Please repeat the records beneath this task exactly as they appear, but skip the images.

── TASK INPUTS ──

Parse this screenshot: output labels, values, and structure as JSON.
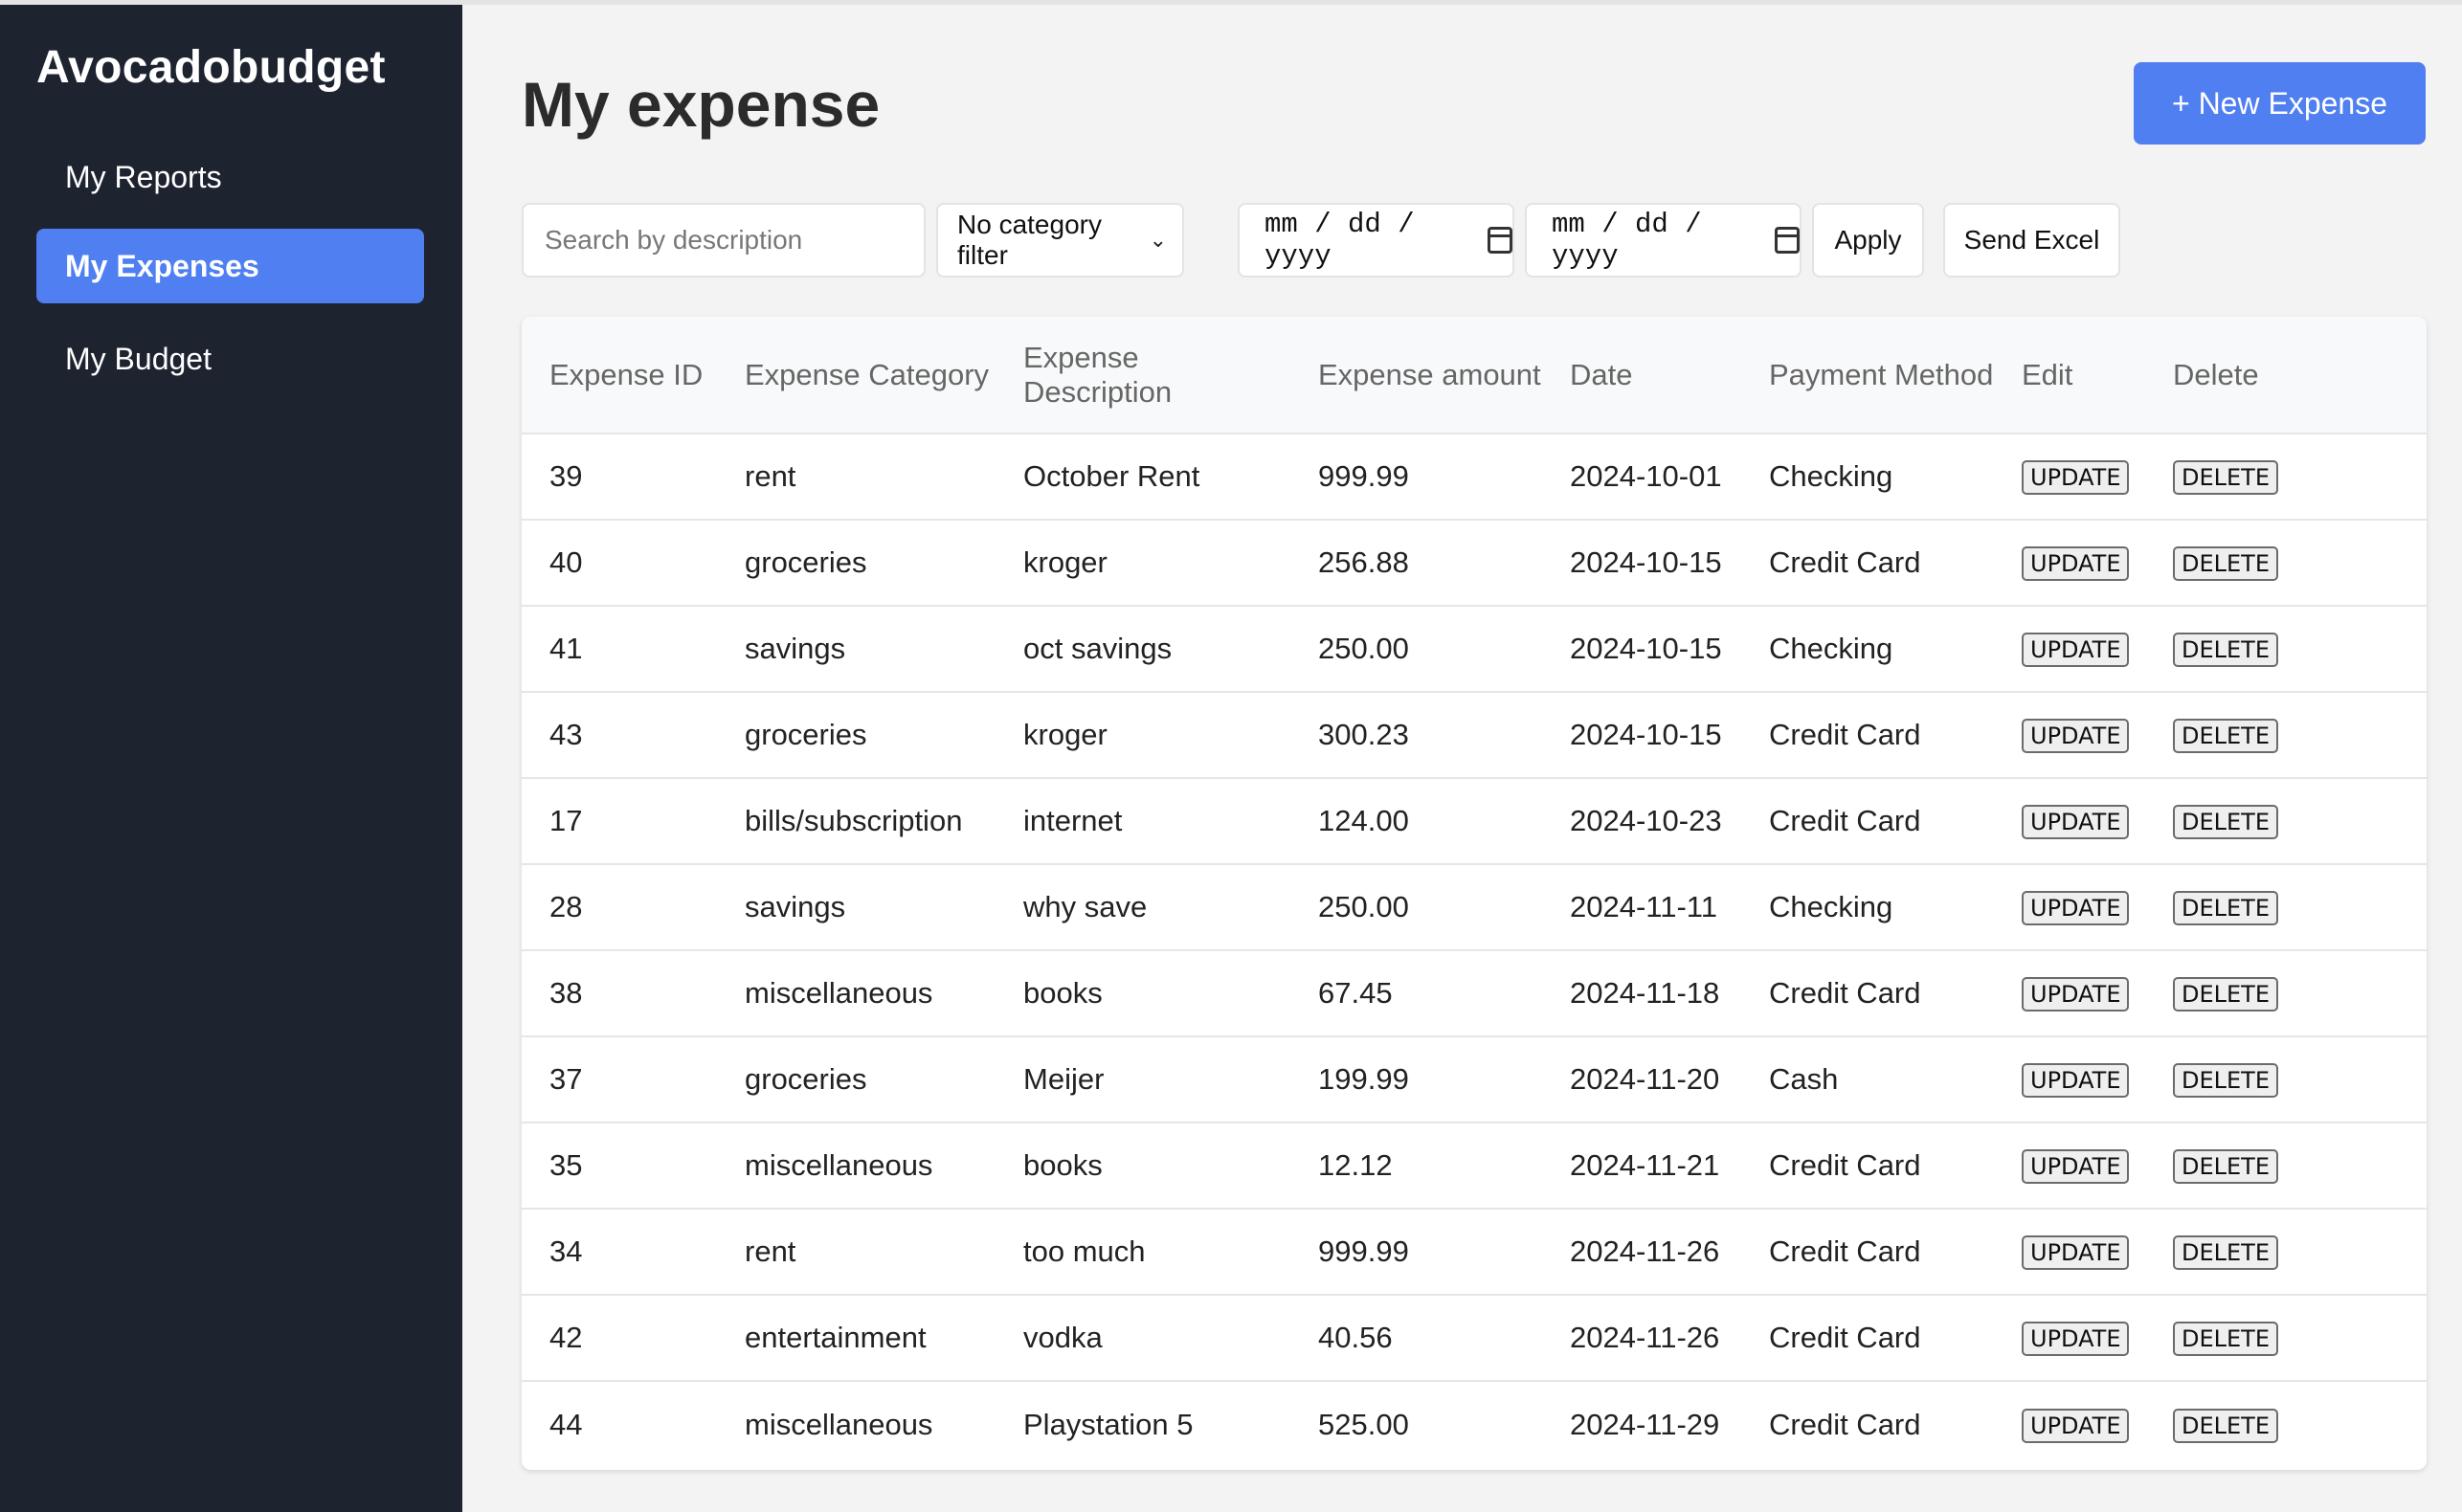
{
  "sidebar": {
    "brand": "Avocadobudget",
    "items": [
      {
        "label": "My Reports",
        "active": false
      },
      {
        "label": "My Expenses",
        "active": true
      },
      {
        "label": "My Budget",
        "active": false
      }
    ]
  },
  "header": {
    "title": "My expense",
    "new_button": "+ New Expense"
  },
  "filters": {
    "search_placeholder": "Search by description",
    "category_select": "No category filter",
    "date_from": "mm / dd / yyyy",
    "date_to": "mm / dd / yyyy",
    "apply_label": "Apply",
    "excel_label": "Send Excel"
  },
  "table": {
    "headers": [
      "Expense ID",
      "Expense Category",
      "Expense Description",
      "Expense amount",
      "Date",
      "Payment Method",
      "Edit",
      "Delete"
    ],
    "update_label": "UPDATE",
    "delete_label": "DELETE",
    "rows": [
      {
        "id": "39",
        "category": "rent",
        "description": "October Rent",
        "amount": "999.99",
        "date": "2024-10-01",
        "payment": "Checking"
      },
      {
        "id": "40",
        "category": "groceries",
        "description": "kroger",
        "amount": "256.88",
        "date": "2024-10-15",
        "payment": "Credit Card"
      },
      {
        "id": "41",
        "category": "savings",
        "description": "oct savings",
        "amount": "250.00",
        "date": "2024-10-15",
        "payment": "Checking"
      },
      {
        "id": "43",
        "category": "groceries",
        "description": "kroger",
        "amount": "300.23",
        "date": "2024-10-15",
        "payment": "Credit Card"
      },
      {
        "id": "17",
        "category": "bills/subscription",
        "description": "internet",
        "amount": "124.00",
        "date": "2024-10-23",
        "payment": "Credit Card"
      },
      {
        "id": "28",
        "category": "savings",
        "description": "why save",
        "amount": "250.00",
        "date": "2024-11-11",
        "payment": "Checking"
      },
      {
        "id": "38",
        "category": "miscellaneous",
        "description": "books",
        "amount": "67.45",
        "date": "2024-11-18",
        "payment": "Credit Card"
      },
      {
        "id": "37",
        "category": "groceries",
        "description": "Meijer",
        "amount": "199.99",
        "date": "2024-11-20",
        "payment": "Cash"
      },
      {
        "id": "35",
        "category": "miscellaneous",
        "description": "books",
        "amount": "12.12",
        "date": "2024-11-21",
        "payment": "Credit Card"
      },
      {
        "id": "34",
        "category": "rent",
        "description": "too much",
        "amount": "999.99",
        "date": "2024-11-26",
        "payment": "Credit Card"
      },
      {
        "id": "42",
        "category": "entertainment",
        "description": "vodka",
        "amount": "40.56",
        "date": "2024-11-26",
        "payment": "Credit Card"
      },
      {
        "id": "44",
        "category": "miscellaneous",
        "description": "Playstation 5",
        "amount": "525.00",
        "date": "2024-11-29",
        "payment": "Credit Card"
      }
    ]
  },
  "colors": {
    "sidebar_bg": "#1e2330",
    "accent": "#4f7ff0",
    "page_bg": "#f3f3f3"
  }
}
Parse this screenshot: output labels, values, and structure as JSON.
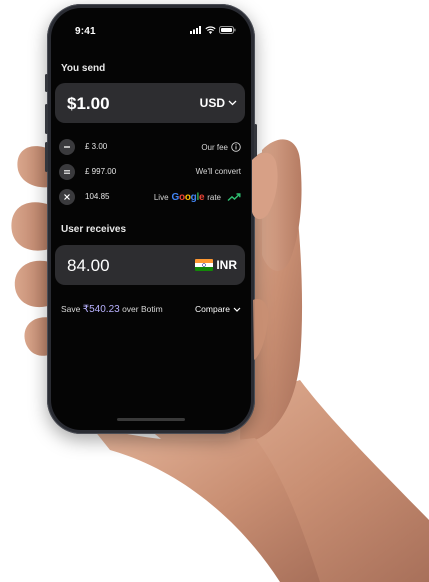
{
  "status_bar": {
    "time": "9:41",
    "icons": [
      "signal-icon",
      "wifi-icon",
      "battery-icon"
    ]
  },
  "send": {
    "label": "You send",
    "amount": "$1.00",
    "currency": "USD"
  },
  "fees": [
    {
      "operator": "minus",
      "value": "£ 3.00",
      "description": "Our fee",
      "info_icon": "info-icon"
    },
    {
      "operator": "equals",
      "value": "£ 997.00",
      "description": "We'll convert"
    },
    {
      "operator": "times",
      "value": "104.85",
      "description_prefix": "Live",
      "description_brand": "Google",
      "description_suffix": "rate",
      "trend_icon": "trending-up-icon"
    }
  ],
  "receive": {
    "label": "User receives",
    "amount": "84.00",
    "currency": "INR",
    "flag_icon": "india-flag-icon"
  },
  "savings": {
    "prefix": "Save",
    "amount": "₹540.23",
    "suffix": "over Botim",
    "compare_label": "Compare"
  },
  "colors": {
    "screen_bg": "#050505",
    "card_bg": "#2d2d30",
    "accent_purple": "#b9b2ff",
    "trend_green": "#2fbf71"
  }
}
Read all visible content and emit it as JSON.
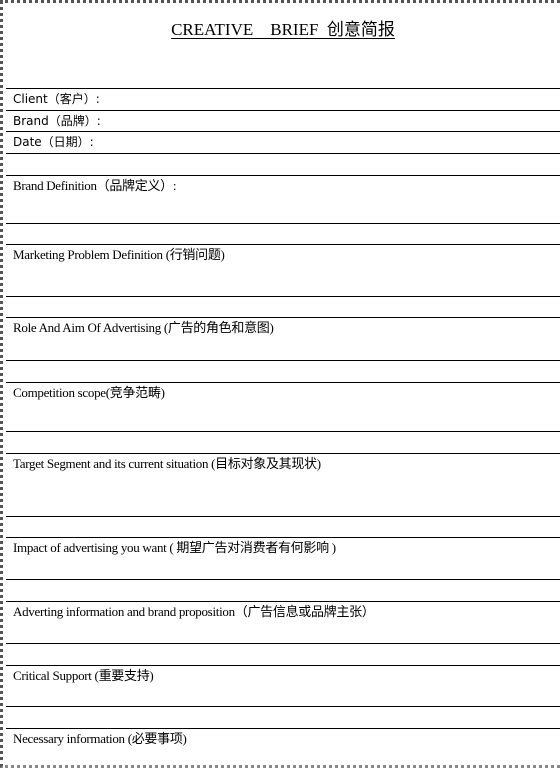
{
  "document": {
    "title": "CREATIVE    BRIEF  创意简报"
  },
  "header_fields": [
    {
      "label": "Client（客户）:",
      "value": ""
    },
    {
      "label": "Brand（品牌）:",
      "value": ""
    },
    {
      "label": "Date（日期）:",
      "value": ""
    }
  ],
  "sections": [
    {
      "label": "Brand Definition（品牌定义）:",
      "value": ""
    },
    {
      "label": "Marketing Problem Definition (行销问题)",
      "value": ""
    },
    {
      "label": "Role And Aim Of Advertising (广告的角色和意图)",
      "value": ""
    },
    {
      "label": "Competition scope(竞争范畴)",
      "value": ""
    },
    {
      "label": "Target Segment and its current situation (目标对象及其现状)",
      "value": ""
    },
    {
      "label": "Impact of advertising you want (  期望广告对消费者有何影响  )",
      "value": ""
    },
    {
      "label": "Adverting information and brand proposition（广告信息或品牌主张）",
      "value": ""
    },
    {
      "label": "Critical Support (重要支持)",
      "value": ""
    },
    {
      "label": "Necessary information (必要事项)",
      "value": ""
    }
  ]
}
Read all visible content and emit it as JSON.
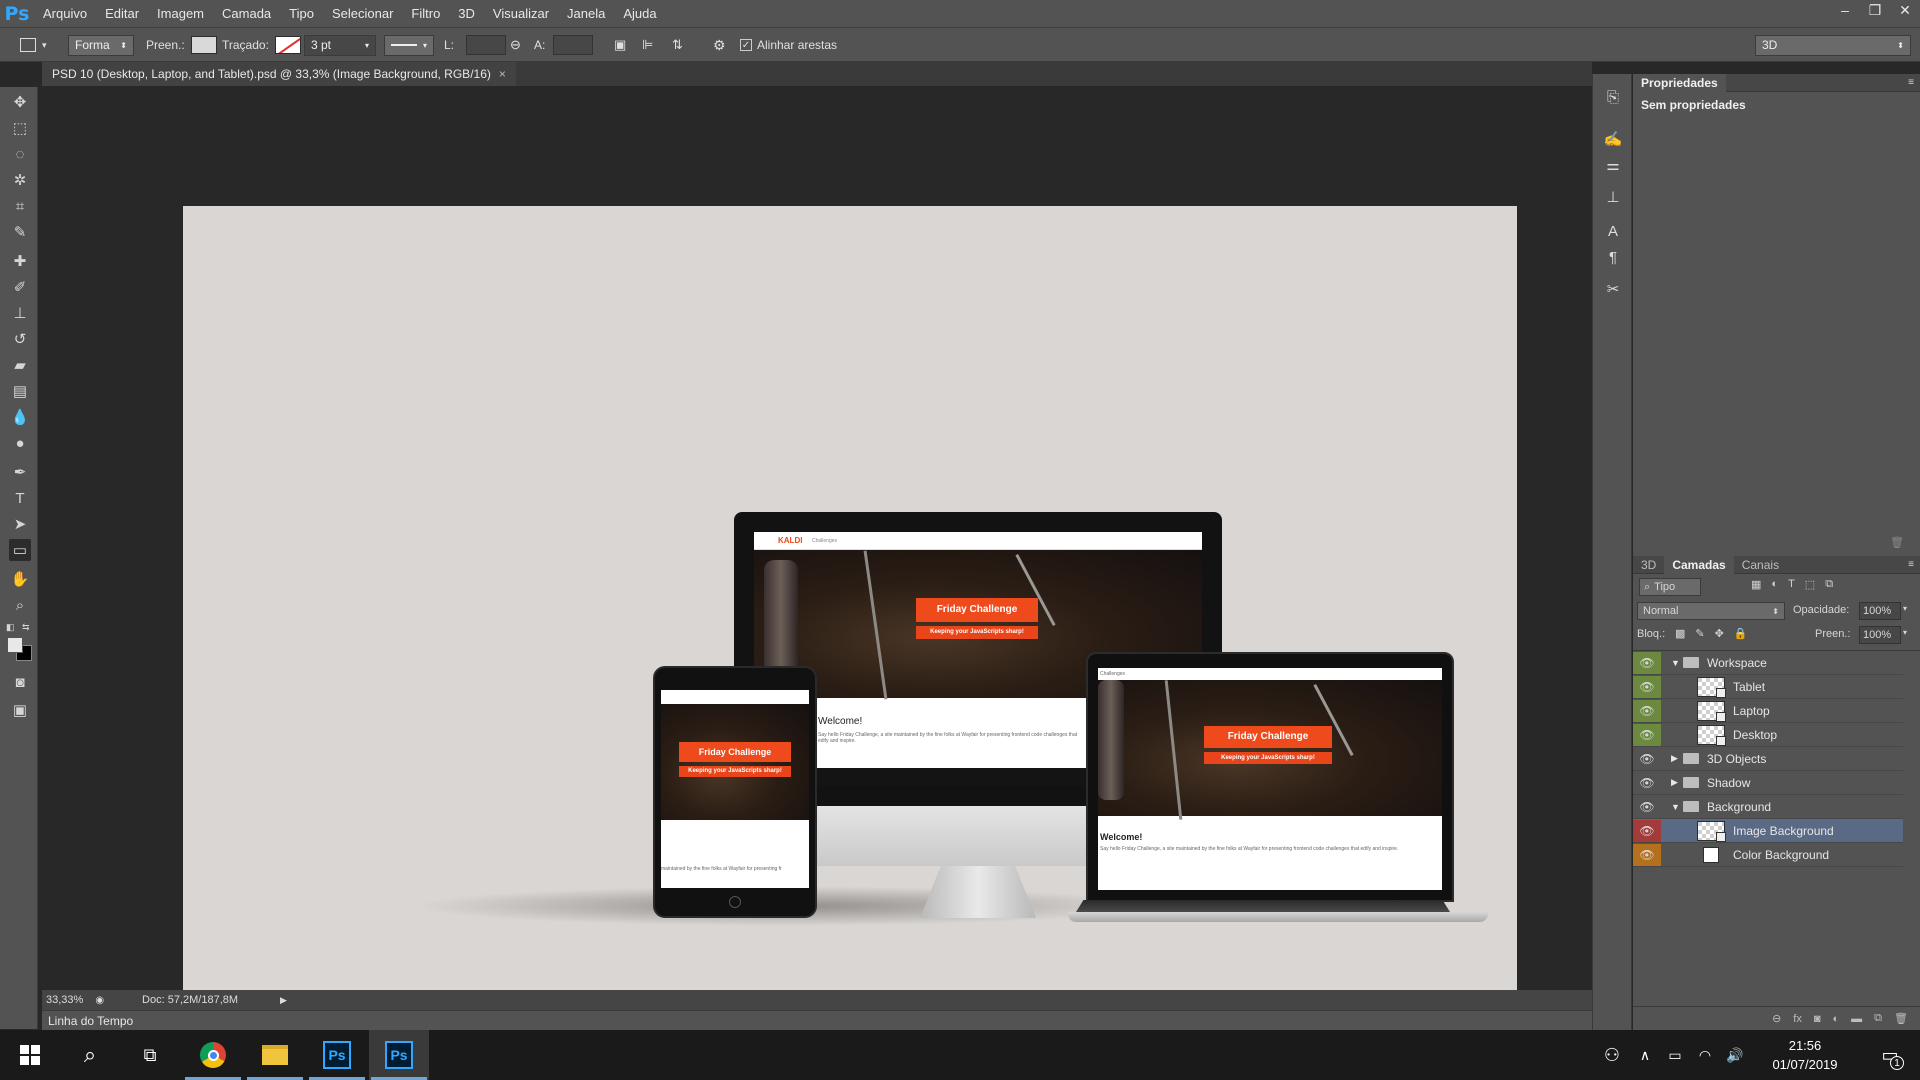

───

## SOLUTION TO THIS EXERCISE
Parse this screenshot: output labels, values, and structure as JSON.
{
  "sidebar": {
    "brand": "Avocadobudget",
    "items": [
      {
        "label": "My Reports",
        "active": false
      },
      {
        "label": "My Expenses",
        "active": true
      },
      {
        "label": "My Budget",
        "active": false
      }
    ]
  },
  "header": {
    "title": "My expense",
    "new_button": "+ New Expense"
  },
  "filters": {
    "search_placeholder": "Search by description",
    "category_select": "No category filter",
    "date_from": "mm / dd / yyyy",
    "date_to": "mm / dd / yyyy",
    "apply_label": "Apply",
    "excel_label": "Send Excel"
  },
  "table": {
    "headers": [
      "Expense ID",
      "Expense Category",
      "Expense Description",
      "Expense amount",
      "Date",
      "Payment Method",
      "Edit",
      "Delete"
    ],
    "update_label": "UPDATE",
    "delete_label": "DELETE",
    "rows": [
      {
        "id": "39",
        "category": "rent",
        "description": "October Rent",
        "amount": "999.99",
        "date": "2024-10-01",
        "payment": "Checking"
      },
      {
        "id": "40",
        "category": "groceries",
        "description": "kroger",
        "amount": "256.88",
        "date": "2024-10-15",
        "payment": "Credit Card"
      },
      {
        "id": "41",
        "category": "savings",
        "description": "oct savings",
        "amount": "250.00",
        "date": "2024-10-15",
        "payment": "Checking"
      },
      {
        "id": "43",
        "category": "groceries",
        "description": "kroger",
        "amount": "300.23",
        "date": "2024-10-15",
        "payment": "Credit Card"
      },
      {
        "id": "17",
        "category": "bills/subscription",
        "description": "internet",
        "amount": "124.00",
        "date": "2024-10-23",
        "payment": "Credit Card"
      },
      {
        "id": "28",
        "category": "savings",
        "description": "why save",
        "amount": "250.00",
        "date": "2024-11-11",
        "payment": "Checking"
      },
      {
        "id": "38",
        "category": "miscellaneous",
        "description": "books",
        "amount": "67.45",
        "date": "2024-11-18",
        "payment": "Credit Card"
      },
      {
        "id": "37",
        "category": "groceries",
        "description": "Meijer",
        "amount": "199.99",
        "date": "2024-11-20",
        "payment": "Cash"
      },
      {
        "id": "35",
        "category": "miscellaneous",
        "description": "books",
        "amount": "12.12",
        "date": "2024-11-21",
        "payment": "Credit Card"
      },
      {
        "id": "34",
        "category": "rent",
        "description": "too much",
        "amount": "999.99",
        "date": "2024-11-26",
        "payment": "Credit Card"
      },
      {
        "id": "42",
        "category": "entertainment",
        "description": "vodka",
        "amount": "40.56",
        "date": "2024-11-26",
        "payment": "Credit Card"
      },
      {
        "id": "44",
        "category": "miscellaneous",
        "description": "Playstation 5",
        "amount": "525.00",
        "date": "2024-11-29",
        "payment": "Credit Card"
      }
    ]
  },
  "colors": {
    "sidebar_bg": "#1e2330",
    "accent": "#4f7ff0",
    "page_bg": "#f3f3f3"
  }
}
Parse this screenshot: output labels, values, and structure as JSON.
{
  "status_bar": {
    "time": "9:41",
    "icons": [
      "signal-icon",
      "wifi-icon",
      "battery-icon"
    ]
  },
  "send": {
    "label": "You send",
    "amount": "$1.00",
    "currency": "USD"
  },
  "fees": [
    {
      "operator": "minus",
      "value": "£ 3.00",
      "description": "Our fee",
      "info_icon": "info-icon"
    },
    {
      "operator": "equals",
      "value": "£ 997.00",
      "description": "We'll convert"
    },
    {
      "operator": "times",
      "value": "104.85",
      "description_prefix": "Live",
      "description_brand": "Google",
      "description_suffix": "rate",
      "trend_icon": "trending-up-icon"
    }
  ],
  "receive": {
    "label": "User receives",
    "amount": "84.00",
    "currency": "INR",
    "flag_icon": "india-flag-icon"
  },
  "savings": {
    "prefix": "Save",
    "amount": "₹540.23",
    "suffix": "over Botim",
    "compare_label": "Compare"
  },
  "colors": {
    "screen_bg": "#050505",
    "card_bg": "#2d2d30",
    "accent_purple": "#b9b2ff",
    "trend_green": "#2fbf71"
  }
}
Read all visible content and emit it as JSON.
{
  "document": {
    "title": "CREATIVE    BRIEF  创意简报"
  },
  "header_fields": [
    {
      "label": "Client（客户）:",
      "value": ""
    },
    {
      "label": "Brand（品牌）:",
      "value": ""
    },
    {
      "label": "Date（日期）:",
      "value": ""
    }
  ],
  "sections": [
    {
      "label": "Brand Definition（品牌定义）:",
      "value": ""
    },
    {
      "label": "Marketing Problem Definition (行销问题)",
      "value": ""
    },
    {
      "label": "Role And Aim Of Advertising (广告的角色和意图)",
      "value": ""
    },
    {
      "label": "Competition scope(竞争范畴)",
      "value": ""
    },
    {
      "label": "Target Segment and its current situation (目标对象及其现状)",
      "value": ""
    },
    {
      "label": "Impact of advertising you want (  期望广告对消费者有何影响  )",
      "value": ""
    },
    {
      "label": "Adverting information and brand proposition（广告信息或品牌主张）",
      "value": ""
    },
    {
      "label": "Critical Support (重要支持)",
      "value": ""
    },
    {
      "label": "Necessary information (必要事项)",
      "value": ""
    }
  ]
}
Read all visible content and emit it as JSON.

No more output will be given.